A Word from Laura

Just when the news leading up to November 8 couldn’t get any worse, the BBC broadcaster referred to this election season as the “civics lesson from hell,” leading up to “America’s political Chernobyl.”  As disgusted as I am by recent political rhetoric, I don’t have an equivalent Geiger counter or iodine tablets.

The recent political climate seems more like a natural disaster due to incoming fecal matter of massive proportions – a storm, really, but I won’t use the word for it here, for all kinds of reasons.  Come November 9, we have to begin digging out, and we are in for a long haul.  But we are not without hope.

Scripture reminds us that contemporary Americans are not the only ones who act atrociously towards each other.  People in the Bible, especially siblings, could be murderous, as in the story of Cain and Abel that you will hear this Sunday.  Thirty-three chapters later in Genesis, Joseph’s brothers stop short of killing him; instead, they sell Joseph into slavery.  (The text tells us they sneered, calling him a “dreamer”; I’m sure they used some other choice words, too.)

What could be worse than your brothers selling you into slavery?  Yet Joseph works his way out, becoming an important Egyptian official.  When famine hits their home, Joseph’s brothers show up to ask him for food, but fail to recognize him.

Joseph doesn’t immediately forgive them or reveal his identity.  He tricks them into leaving his closest brother Benjamin with him, only to break down, finally, with compassion, working out a plan that moves his family to safety.   By the end, Joseph tells them, “You meant this for harm, but God has used it for good.

God can still use the awful things we humans do and say for good.  As we move closer to the election, cleaning up after an epidemic of mud-slinging, we can also look for good things God is growing in the mud.   As one person’s (Trump’s) words reveal new depths of bigotry, sexism and racism among us, we also have opportunities to dig out of the muck and reclaim the work of justice and human rights, to practice love of neighbors and enemies!

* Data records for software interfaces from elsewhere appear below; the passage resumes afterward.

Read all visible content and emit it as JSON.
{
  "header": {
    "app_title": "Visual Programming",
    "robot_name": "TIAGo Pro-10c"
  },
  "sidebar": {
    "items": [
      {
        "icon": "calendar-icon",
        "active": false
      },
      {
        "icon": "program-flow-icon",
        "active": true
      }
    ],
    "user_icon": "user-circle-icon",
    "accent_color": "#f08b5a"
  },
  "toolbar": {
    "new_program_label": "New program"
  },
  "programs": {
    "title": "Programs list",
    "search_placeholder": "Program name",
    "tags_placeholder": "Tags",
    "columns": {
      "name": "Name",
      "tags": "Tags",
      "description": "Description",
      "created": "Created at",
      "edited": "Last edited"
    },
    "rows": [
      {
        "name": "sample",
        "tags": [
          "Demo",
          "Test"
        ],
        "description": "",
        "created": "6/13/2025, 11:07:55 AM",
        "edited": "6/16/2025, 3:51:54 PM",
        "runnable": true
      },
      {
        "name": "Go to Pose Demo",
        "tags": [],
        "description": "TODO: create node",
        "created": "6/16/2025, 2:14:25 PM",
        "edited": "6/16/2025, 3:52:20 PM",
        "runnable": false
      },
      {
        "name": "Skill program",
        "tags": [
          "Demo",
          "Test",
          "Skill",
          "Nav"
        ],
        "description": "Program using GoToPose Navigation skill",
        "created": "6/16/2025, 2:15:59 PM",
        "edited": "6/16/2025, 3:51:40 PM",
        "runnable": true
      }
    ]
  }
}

Our shovels will need to be strong and our own strength rooted in faith that God is still at work, that nothing – especially not human hatefulness – is stronger than God’s great love.

Let’s keep digging,